■ **WORK TASK**
Copy each line of the listing below where the word "shortcut" turns up.

■ **GIVEN DATA**
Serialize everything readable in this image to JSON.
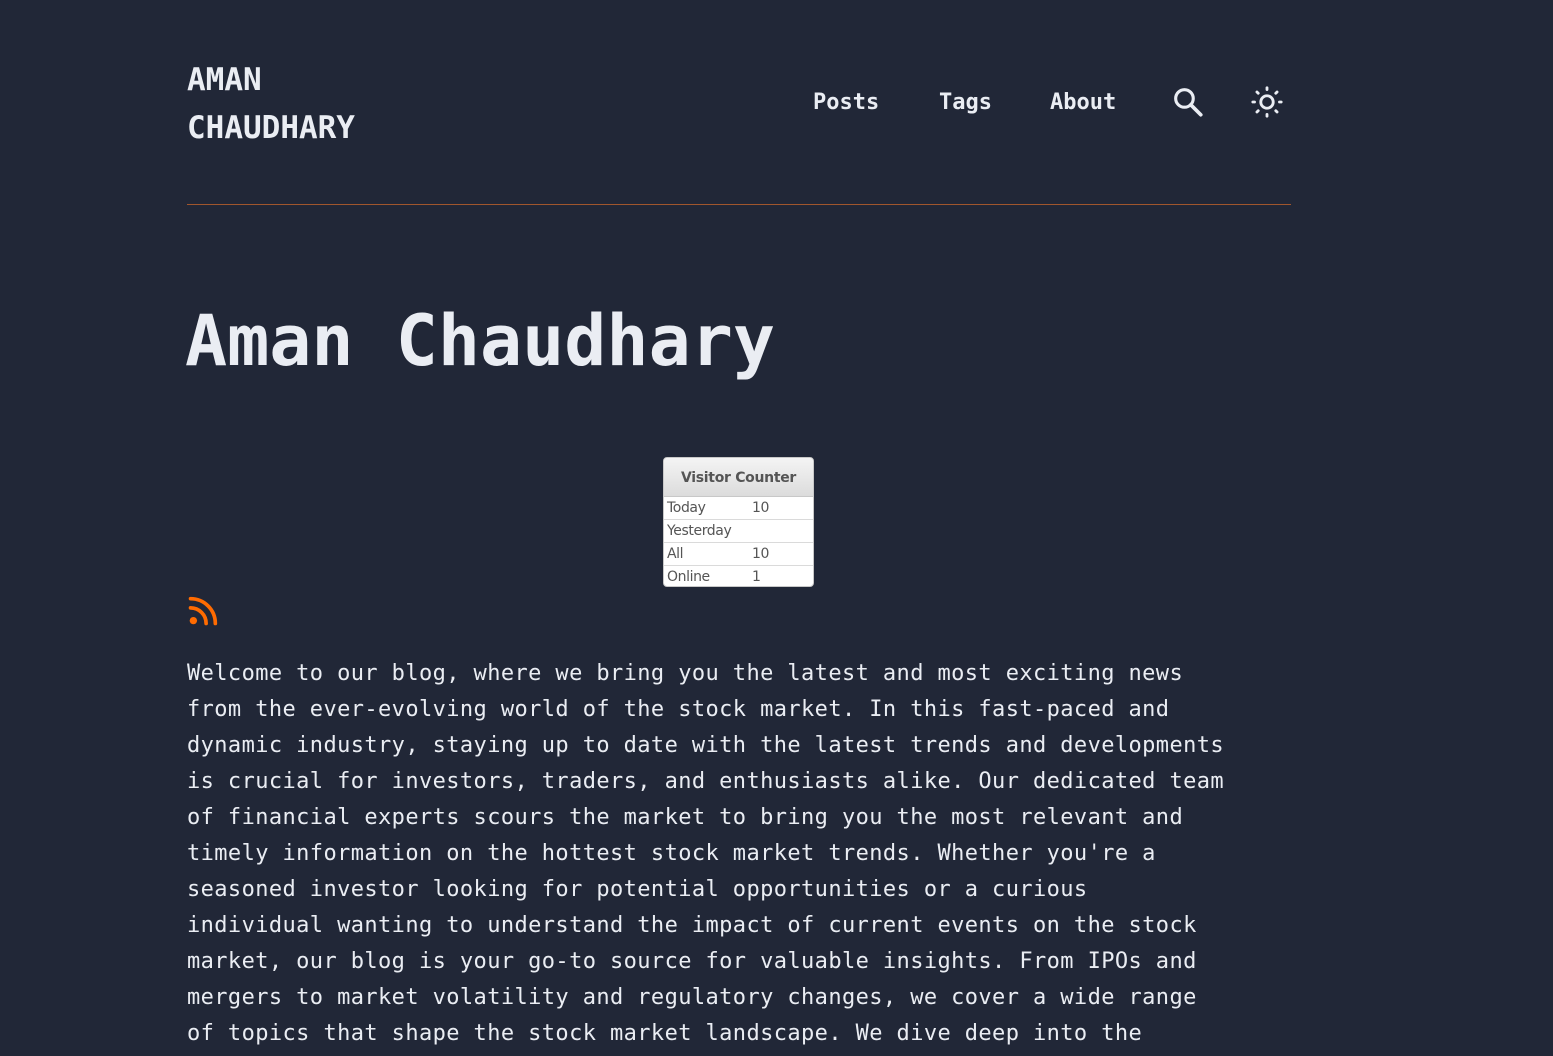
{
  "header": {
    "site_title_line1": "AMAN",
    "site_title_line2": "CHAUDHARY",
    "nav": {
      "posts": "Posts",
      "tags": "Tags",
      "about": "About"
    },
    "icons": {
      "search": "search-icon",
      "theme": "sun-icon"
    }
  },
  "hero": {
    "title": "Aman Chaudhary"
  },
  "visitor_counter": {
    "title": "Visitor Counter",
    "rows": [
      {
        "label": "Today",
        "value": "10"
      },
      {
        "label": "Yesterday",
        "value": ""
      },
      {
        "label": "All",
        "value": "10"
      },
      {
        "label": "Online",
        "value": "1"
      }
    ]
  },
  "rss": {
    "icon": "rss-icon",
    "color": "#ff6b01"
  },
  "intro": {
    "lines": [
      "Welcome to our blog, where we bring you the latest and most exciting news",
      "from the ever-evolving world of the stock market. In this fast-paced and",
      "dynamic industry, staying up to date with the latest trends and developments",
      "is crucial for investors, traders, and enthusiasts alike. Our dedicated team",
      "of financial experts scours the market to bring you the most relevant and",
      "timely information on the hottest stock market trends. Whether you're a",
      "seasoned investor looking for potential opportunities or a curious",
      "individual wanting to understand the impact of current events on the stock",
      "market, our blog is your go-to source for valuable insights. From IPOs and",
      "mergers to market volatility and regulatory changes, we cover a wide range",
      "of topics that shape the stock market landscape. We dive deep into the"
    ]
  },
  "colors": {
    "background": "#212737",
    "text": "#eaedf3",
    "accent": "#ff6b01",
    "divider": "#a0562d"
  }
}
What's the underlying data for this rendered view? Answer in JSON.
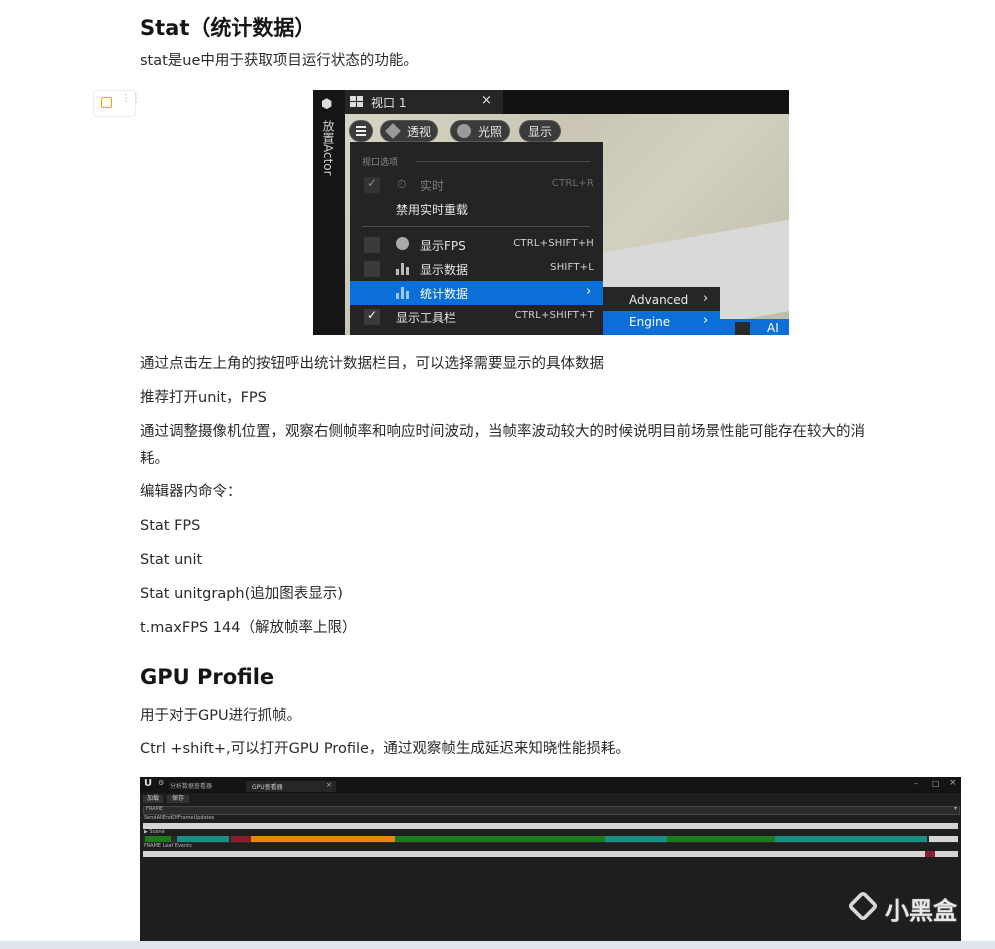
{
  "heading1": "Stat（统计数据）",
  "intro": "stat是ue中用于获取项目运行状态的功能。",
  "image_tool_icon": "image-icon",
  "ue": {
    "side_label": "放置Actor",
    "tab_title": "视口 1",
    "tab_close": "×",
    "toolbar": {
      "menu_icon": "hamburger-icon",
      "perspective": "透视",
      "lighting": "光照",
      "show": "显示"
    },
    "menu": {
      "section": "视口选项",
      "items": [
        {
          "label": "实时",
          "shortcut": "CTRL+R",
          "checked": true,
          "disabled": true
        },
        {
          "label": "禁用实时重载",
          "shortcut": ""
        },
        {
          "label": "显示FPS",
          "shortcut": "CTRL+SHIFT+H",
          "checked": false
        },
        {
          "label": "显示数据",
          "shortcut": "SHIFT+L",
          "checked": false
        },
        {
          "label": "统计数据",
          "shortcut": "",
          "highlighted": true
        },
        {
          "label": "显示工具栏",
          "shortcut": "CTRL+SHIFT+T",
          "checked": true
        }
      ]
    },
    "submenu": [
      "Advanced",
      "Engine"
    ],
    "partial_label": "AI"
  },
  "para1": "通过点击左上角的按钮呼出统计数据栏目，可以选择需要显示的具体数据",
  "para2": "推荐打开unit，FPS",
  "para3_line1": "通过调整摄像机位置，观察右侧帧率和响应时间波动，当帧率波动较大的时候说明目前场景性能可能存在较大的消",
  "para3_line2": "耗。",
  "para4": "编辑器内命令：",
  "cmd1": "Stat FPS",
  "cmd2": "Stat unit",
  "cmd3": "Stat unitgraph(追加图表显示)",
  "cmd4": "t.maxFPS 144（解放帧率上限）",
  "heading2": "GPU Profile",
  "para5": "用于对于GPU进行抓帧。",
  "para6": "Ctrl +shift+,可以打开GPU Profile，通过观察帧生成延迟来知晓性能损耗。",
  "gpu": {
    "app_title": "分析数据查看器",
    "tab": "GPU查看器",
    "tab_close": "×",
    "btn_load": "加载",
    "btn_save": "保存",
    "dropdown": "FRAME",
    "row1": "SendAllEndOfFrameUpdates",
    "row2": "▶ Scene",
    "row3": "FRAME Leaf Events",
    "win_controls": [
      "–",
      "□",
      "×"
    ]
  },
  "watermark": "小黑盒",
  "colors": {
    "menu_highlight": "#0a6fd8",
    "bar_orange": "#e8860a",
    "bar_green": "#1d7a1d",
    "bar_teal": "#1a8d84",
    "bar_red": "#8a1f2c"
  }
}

■ **YOUR SOLUTION**
          "shortcut": "CTRL+R",
          "shortcut": ""
          "shortcut": "CTRL+SHIFT+H",
          "shortcut": "SHIFT+L",
          "shortcut": "",
          "shortcut": "CTRL+SHIFT+T",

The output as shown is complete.